That statement wasn’t just about those who were actually present at Jesus’ sacrifice. It was/is about all of humanity, including me. In fact, I believe Christ still says that about me now. Because we all sin and fall short of God’s glory (Romans 7 – what I want to do, I don’t do and what I don’t want to do, I end up doing), sometimes presumptively (Psalm 19), and sometimes unaware that what we’re doing – or thinking – is sin. And, sometimes, we sin because we’re still wrestling with the corruption of weaknesses that we’re striving to overcome, with God’s help, but still miss the mark on.
I try to consciously keep this mindset when dealing with others (I don’t always succeed right away, but I’m getting better at recognizing it sooner and correcting my way). I also consciously try to forgive and forget prudently. I think forgetting refers to the hurt, the pain, and other emotional upsets that offenses can sometimes bring.
But, if there’s a pattern of abuse, character, etc., then we need to be attuned to that, but we cannot harbor the anger, resentment, and other negative emotions that accompany those.
It is – and we are – a work in progress.

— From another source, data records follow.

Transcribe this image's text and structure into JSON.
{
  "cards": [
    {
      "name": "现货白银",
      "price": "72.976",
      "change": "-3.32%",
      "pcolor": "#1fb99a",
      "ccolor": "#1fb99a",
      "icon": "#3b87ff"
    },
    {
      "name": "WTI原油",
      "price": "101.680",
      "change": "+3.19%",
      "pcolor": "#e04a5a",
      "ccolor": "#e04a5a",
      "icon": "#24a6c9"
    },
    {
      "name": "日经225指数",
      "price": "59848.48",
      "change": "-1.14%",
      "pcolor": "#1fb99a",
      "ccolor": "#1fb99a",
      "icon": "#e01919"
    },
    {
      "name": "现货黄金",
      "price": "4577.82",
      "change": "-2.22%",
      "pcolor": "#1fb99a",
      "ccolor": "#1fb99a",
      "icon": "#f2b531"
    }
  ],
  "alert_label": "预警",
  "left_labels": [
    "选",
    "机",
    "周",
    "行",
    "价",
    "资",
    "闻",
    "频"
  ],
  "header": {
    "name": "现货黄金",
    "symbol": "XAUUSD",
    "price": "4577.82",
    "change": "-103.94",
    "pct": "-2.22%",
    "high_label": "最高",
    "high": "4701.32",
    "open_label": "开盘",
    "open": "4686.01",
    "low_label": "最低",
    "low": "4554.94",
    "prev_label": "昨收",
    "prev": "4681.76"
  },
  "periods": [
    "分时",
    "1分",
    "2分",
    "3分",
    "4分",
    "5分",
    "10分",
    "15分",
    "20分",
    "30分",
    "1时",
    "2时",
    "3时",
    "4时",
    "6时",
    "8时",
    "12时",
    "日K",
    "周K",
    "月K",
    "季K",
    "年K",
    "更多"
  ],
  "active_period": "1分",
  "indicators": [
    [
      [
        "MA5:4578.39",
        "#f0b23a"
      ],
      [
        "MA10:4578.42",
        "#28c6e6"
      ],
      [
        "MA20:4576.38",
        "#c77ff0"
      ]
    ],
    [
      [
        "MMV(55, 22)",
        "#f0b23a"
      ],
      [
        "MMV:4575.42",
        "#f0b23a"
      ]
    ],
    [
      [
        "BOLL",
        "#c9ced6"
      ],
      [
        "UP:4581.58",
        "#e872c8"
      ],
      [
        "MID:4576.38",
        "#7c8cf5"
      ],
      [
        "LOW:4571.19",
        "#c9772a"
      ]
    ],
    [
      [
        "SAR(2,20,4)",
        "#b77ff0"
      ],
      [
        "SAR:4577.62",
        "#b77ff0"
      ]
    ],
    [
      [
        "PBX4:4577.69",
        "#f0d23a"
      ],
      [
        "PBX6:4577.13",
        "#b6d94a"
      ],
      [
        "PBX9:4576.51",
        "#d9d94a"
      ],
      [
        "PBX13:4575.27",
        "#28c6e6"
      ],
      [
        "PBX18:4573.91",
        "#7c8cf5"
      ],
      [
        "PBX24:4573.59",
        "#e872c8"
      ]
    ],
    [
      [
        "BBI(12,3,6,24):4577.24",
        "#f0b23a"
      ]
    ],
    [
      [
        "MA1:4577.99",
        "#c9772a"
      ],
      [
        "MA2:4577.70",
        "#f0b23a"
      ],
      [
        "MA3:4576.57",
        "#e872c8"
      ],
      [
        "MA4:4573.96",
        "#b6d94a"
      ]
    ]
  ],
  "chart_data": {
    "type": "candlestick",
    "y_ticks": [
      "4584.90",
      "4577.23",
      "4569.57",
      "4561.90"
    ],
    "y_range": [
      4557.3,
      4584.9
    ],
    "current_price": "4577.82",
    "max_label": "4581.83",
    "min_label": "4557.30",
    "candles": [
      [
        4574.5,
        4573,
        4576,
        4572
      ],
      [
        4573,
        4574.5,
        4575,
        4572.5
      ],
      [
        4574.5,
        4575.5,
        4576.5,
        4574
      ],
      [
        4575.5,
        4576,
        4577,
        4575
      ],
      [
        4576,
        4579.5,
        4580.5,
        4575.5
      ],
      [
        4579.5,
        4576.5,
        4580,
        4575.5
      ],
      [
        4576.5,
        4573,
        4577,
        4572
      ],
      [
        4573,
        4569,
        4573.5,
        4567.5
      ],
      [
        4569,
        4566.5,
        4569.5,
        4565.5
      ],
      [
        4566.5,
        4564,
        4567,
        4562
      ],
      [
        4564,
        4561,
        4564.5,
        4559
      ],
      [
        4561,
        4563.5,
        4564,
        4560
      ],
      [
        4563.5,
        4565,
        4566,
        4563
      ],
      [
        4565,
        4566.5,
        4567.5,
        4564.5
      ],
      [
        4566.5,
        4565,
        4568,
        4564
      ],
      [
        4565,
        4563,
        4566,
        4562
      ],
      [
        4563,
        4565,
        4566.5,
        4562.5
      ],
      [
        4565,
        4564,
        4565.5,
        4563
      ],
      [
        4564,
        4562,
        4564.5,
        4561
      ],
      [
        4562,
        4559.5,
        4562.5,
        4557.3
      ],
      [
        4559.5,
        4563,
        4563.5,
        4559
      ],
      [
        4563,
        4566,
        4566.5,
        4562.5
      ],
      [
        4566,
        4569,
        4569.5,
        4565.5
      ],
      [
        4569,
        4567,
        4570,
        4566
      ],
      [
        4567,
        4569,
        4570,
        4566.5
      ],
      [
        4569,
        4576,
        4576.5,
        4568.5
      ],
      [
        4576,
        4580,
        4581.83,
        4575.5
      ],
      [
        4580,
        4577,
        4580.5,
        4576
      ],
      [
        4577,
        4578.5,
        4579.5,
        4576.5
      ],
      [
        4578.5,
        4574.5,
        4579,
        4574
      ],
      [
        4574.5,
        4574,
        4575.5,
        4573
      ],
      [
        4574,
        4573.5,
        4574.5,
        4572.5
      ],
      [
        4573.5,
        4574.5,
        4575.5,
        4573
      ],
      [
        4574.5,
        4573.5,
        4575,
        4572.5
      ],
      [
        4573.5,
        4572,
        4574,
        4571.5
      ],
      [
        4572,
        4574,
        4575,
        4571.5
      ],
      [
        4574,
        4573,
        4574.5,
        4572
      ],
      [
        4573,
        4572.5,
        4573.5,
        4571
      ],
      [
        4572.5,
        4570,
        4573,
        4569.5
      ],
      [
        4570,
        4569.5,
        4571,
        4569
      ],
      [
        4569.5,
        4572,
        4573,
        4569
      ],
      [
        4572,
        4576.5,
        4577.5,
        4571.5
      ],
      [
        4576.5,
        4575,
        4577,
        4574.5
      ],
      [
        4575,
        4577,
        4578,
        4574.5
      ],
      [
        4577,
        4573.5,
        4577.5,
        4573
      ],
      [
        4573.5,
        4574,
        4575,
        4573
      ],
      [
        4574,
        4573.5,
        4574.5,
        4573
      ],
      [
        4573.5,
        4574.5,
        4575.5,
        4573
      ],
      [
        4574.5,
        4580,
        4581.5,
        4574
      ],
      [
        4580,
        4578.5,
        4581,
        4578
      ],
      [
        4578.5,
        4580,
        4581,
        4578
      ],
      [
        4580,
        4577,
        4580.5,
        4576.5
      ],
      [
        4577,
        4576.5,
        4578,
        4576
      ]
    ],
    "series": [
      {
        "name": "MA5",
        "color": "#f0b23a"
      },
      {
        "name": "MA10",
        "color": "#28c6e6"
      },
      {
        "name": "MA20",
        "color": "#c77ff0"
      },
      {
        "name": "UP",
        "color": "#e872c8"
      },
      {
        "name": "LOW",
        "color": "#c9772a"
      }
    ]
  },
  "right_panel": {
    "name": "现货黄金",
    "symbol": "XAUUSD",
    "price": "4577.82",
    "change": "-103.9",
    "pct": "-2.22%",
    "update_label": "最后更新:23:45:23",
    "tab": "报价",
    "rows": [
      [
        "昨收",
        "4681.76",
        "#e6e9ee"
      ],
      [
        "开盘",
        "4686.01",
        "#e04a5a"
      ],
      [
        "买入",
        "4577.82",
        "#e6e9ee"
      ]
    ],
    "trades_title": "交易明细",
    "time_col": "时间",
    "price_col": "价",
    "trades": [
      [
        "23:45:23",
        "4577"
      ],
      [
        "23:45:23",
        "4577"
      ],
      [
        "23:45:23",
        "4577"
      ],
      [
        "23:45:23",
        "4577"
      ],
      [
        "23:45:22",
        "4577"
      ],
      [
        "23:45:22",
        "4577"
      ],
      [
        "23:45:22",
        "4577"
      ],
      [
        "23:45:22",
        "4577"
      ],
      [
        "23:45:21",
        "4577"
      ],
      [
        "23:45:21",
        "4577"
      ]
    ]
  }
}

Thanks. As more time goes on, the more I think that, perhaps, the only thing as important as forgiving others is personal repentance. While I am tempted to say that repentance might be slightly more important, the more I think about it, the more I realize they go together. In reality, the only edge that personal repentance gives is that, hopefully, sooner or later the individual will repent of an unforgiving attitude. And yet, that still shows how strong the link between them is.